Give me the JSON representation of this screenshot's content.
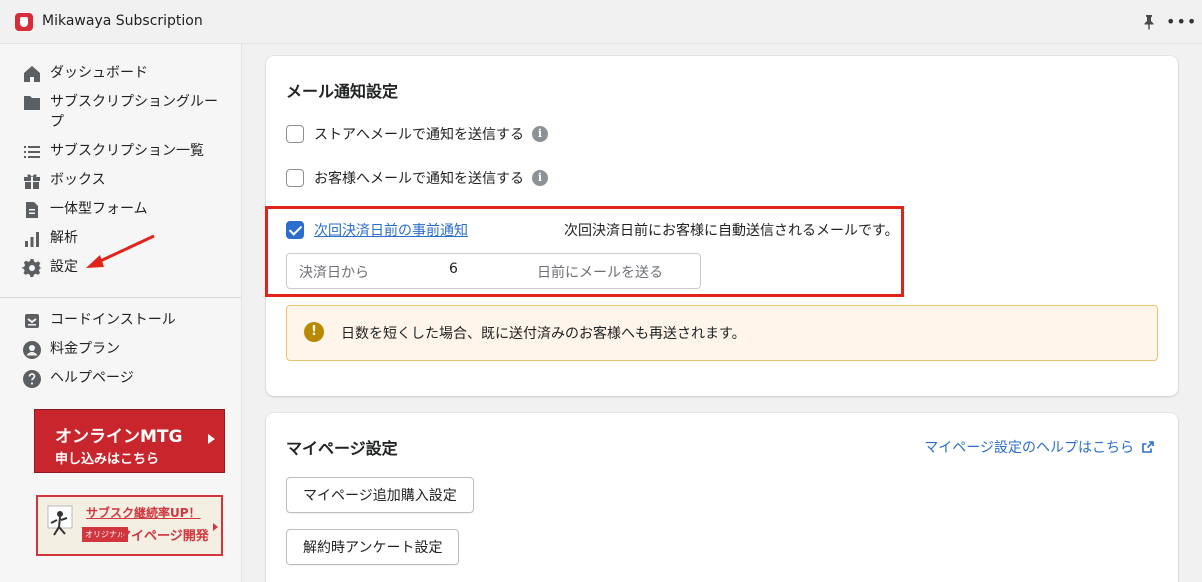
{
  "app": {
    "title": "Mikawaya Subscription"
  },
  "sidebar": {
    "items": [
      {
        "label": "ダッシュボード",
        "icon": "home-icon"
      },
      {
        "label": "サブスクリプショングループ",
        "icon": "folder-icon"
      },
      {
        "label": "サブスクリプション一覧",
        "icon": "list-icon"
      },
      {
        "label": "ボックス",
        "icon": "gift-icon"
      },
      {
        "label": "一体型フォーム",
        "icon": "document-icon"
      },
      {
        "label": "解析",
        "icon": "analytics-icon"
      },
      {
        "label": "設定",
        "icon": "gear-icon"
      }
    ],
    "secondary_items": [
      {
        "label": "コードインストール",
        "icon": "code-install-icon"
      },
      {
        "label": "料金プラン",
        "icon": "person-icon"
      },
      {
        "label": "ヘルプページ",
        "icon": "help-icon"
      }
    ],
    "banner_mtg": {
      "line1": "オンラインMTG",
      "line2": "申し込みはこちら"
    },
    "banner_mypage": {
      "line1": "サブスク継続率UP！",
      "tag": "オリジナル",
      "line2": "マイページ開発"
    }
  },
  "email_settings": {
    "title": "メール通知設定",
    "store_email": {
      "label": "ストアへメールで通知を送信する",
      "checked": false
    },
    "customer_email": {
      "label": "お客様へメールで通知を送信する",
      "checked": false
    },
    "pre_notice": {
      "label": "次回決済日前の事前通知",
      "checked": true,
      "description": "次回決済日前にお客様に自動送信されるメールです。",
      "prefix": "決済日から",
      "days": "6",
      "suffix": "日前にメールを送る"
    },
    "warning": "日数を短くした場合、既に送付済みのお客様へも再送されます。"
  },
  "mypage_settings": {
    "title": "マイページ設定",
    "help_link": "マイページ設定のヘルプはこちら",
    "buttons": [
      "マイページ追加購入設定",
      "解約時アンケート設定"
    ]
  },
  "colors": {
    "accent": "#2c6ecb",
    "highlight": "#e2231a",
    "brand_red": "#c8252c",
    "warning_bg": "#fff5ea"
  }
}
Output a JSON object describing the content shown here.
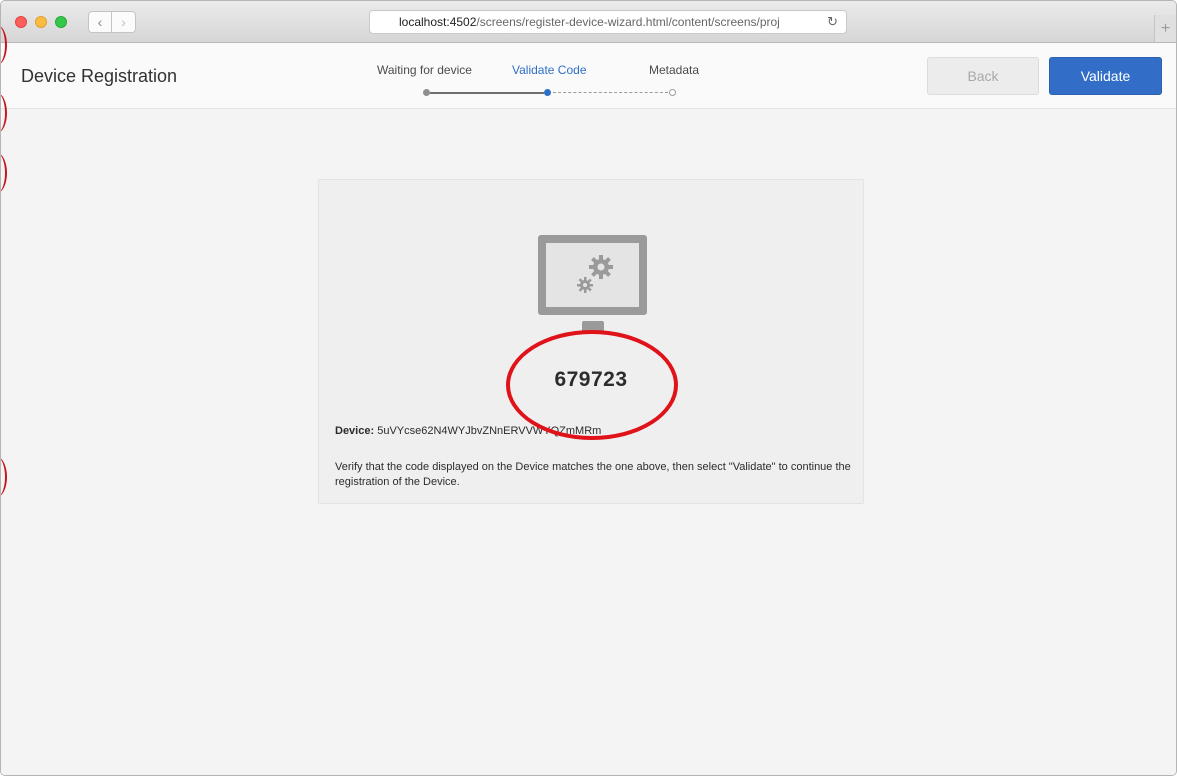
{
  "browser": {
    "url_host": "localhost:4502",
    "url_path": "/screens/register-device-wizard.html/content/screens/proj",
    "reload_icon": "reload-icon",
    "back_icon": "chevron-left-icon",
    "forward_icon": "chevron-right-icon",
    "new_tab_icon": "plus-icon"
  },
  "header": {
    "title": "Device Registration",
    "steps": [
      {
        "label": "Waiting for device",
        "state": "done"
      },
      {
        "label": "Validate Code",
        "state": "current"
      },
      {
        "label": "Metadata",
        "state": "todo"
      }
    ],
    "back_label": "Back",
    "validate_label": "Validate"
  },
  "card": {
    "illustration_icon": "monitor-gears-icon",
    "code": "679723",
    "device_label": "Device:",
    "device_id": "5uVYcse62N4WYJbvZNnERVVWYQZmMRm",
    "description": "Verify that the code displayed on the Device matches the one above, then select \"Validate\" to continue the registration of the Device."
  },
  "colors": {
    "accent": "#326ec8",
    "annotation": "#e0121a"
  }
}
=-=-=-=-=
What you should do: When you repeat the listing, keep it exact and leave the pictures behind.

Exercise result:
Give me the JSON representation of this screenshot's content.
{
  "app": {
    "title": "Mikawaya Subscription"
  },
  "sidebar": {
    "items": [
      {
        "label": "ダッシュボード",
        "icon": "home-icon"
      },
      {
        "label": "サブスクリプショングループ",
        "icon": "folder-icon"
      },
      {
        "label": "サブスクリプション一覧",
        "icon": "list-icon"
      },
      {
        "label": "ボックス",
        "icon": "gift-icon"
      },
      {
        "label": "一体型フォーム",
        "icon": "document-icon"
      },
      {
        "label": "解析",
        "icon": "analytics-icon"
      },
      {
        "label": "設定",
        "icon": "gear-icon"
      }
    ],
    "secondary_items": [
      {
        "label": "コードインストール",
        "icon": "code-install-icon"
      },
      {
        "label": "料金プラン",
        "icon": "person-icon"
      },
      {
        "label": "ヘルプページ",
        "icon": "help-icon"
      }
    ],
    "banner_mtg": {
      "line1": "オンラインMTG",
      "line2": "申し込みはこちら"
    },
    "banner_mypage": {
      "line1": "サブスク継続率UP！",
      "tag": "オリジナル",
      "line2": "マイページ開発"
    }
  },
  "email_settings": {
    "title": "メール通知設定",
    "store_email": {
      "label": "ストアへメールで通知を送信する",
      "checked": false
    },
    "customer_email": {
      "label": "お客様へメールで通知を送信する",
      "checked": false
    },
    "pre_notice": {
      "label": "次回決済日前の事前通知",
      "checked": true,
      "description": "次回決済日前にお客様に自動送信されるメールです。",
      "prefix": "決済日から",
      "days": "6",
      "suffix": "日前にメールを送る"
    },
    "warning": "日数を短くした場合、既に送付済みのお客様へも再送されます。"
  },
  "mypage_settings": {
    "title": "マイページ設定",
    "help_link": "マイページ設定のヘルプはこちら",
    "buttons": [
      "マイページ追加購入設定",
      "解約時アンケート設定"
    ]
  },
  "colors": {
    "accent": "#2c6ecb",
    "highlight": "#e2231a",
    "brand_red": "#c8252c",
    "warning_bg": "#fff5ea"
  }
}
Output a JSON object describing the content shown here.
{
  "browser": {
    "url_host": "localhost:4502",
    "url_path": "/screens/register-device-wizard.html/content/screens/proj",
    "reload_icon": "reload-icon",
    "back_icon": "chevron-left-icon",
    "forward_icon": "chevron-right-icon",
    "new_tab_icon": "plus-icon"
  },
  "header": {
    "title": "Device Registration",
    "steps": [
      {
        "label": "Waiting for device",
        "state": "done"
      },
      {
        "label": "Validate Code",
        "state": "current"
      },
      {
        "label": "Metadata",
        "state": "todo"
      }
    ],
    "back_label": "Back",
    "validate_label": "Validate"
  },
  "card": {
    "illustration_icon": "monitor-gears-icon",
    "code": "679723",
    "device_label": "Device:",
    "device_id": "5uVYcse62N4WYJbvZNnERVVWYQZmMRm",
    "description": "Verify that the code displayed on the Device matches the one above, then select \"Validate\" to continue the registration of the Device."
  },
  "colors": {
    "accent": "#326ec8",
    "annotation": "#e0121a"
  }
}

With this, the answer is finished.